Any form of writing, including artistic, academic, or otherwise, can serve as a form of self-therapy, a way to make sense of our thoughts and feelings and discover our deepest desires. One way to incorporate writing into our daily routine is by keeping a daily journal.
In 2009, I wrote my first-ever journal entry on an online diary. By 2013, I have managed to write thirteen entries. Although, I would always promise myself, and my diary, that I will, for sure, write more this time around, it took four years to seriously immerse myself in keeping a daily journal.
In a previous post, Youth citizenship: An intersectional analysis, I briefly touched on the importance of youth engagement to provide young people the knowledge and skill sets needed so they can become active citizens that contribute to building healthy communities and a stronger nation.
The need for involving young people as leaders for social change strategies has recently gained momentum. We recognize that young people carry knowledge and expertise on the conditions of their marginalized position in society and the stresses that such conditions impose on their everyday lives .
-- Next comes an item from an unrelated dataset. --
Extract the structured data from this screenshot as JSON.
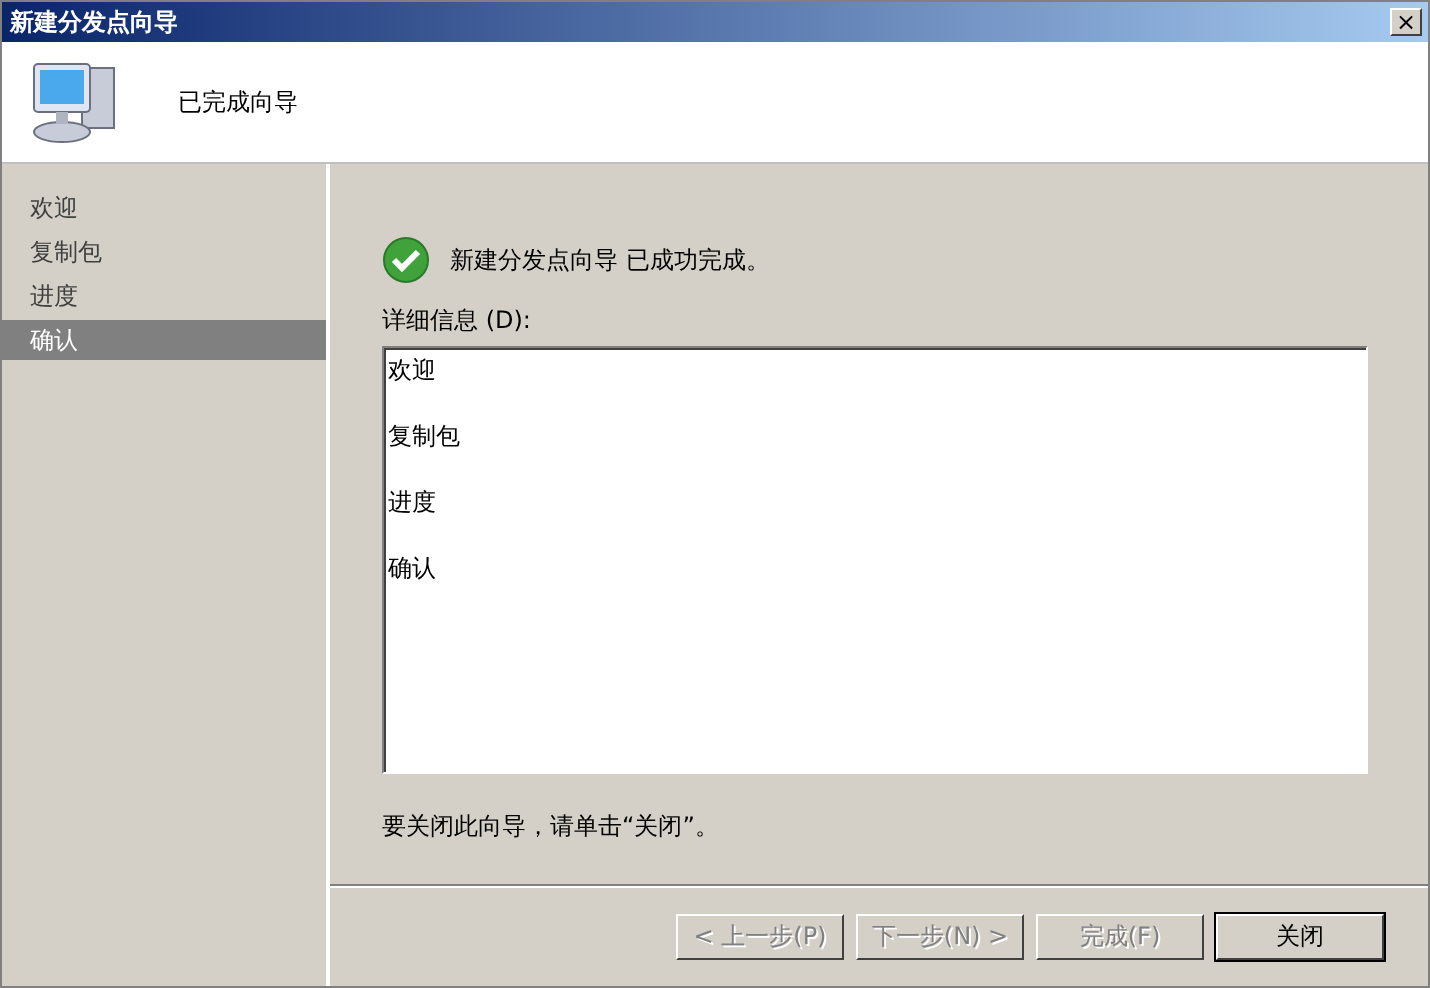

This short piece was written in a heat-of-the-moment realization that hit me at 6:00am while drinking a Blonde Vanilla Almond Milk Latte (so good!) at Starbucks (I’m still *internally* boycotting them) and musing over this article before heading to work.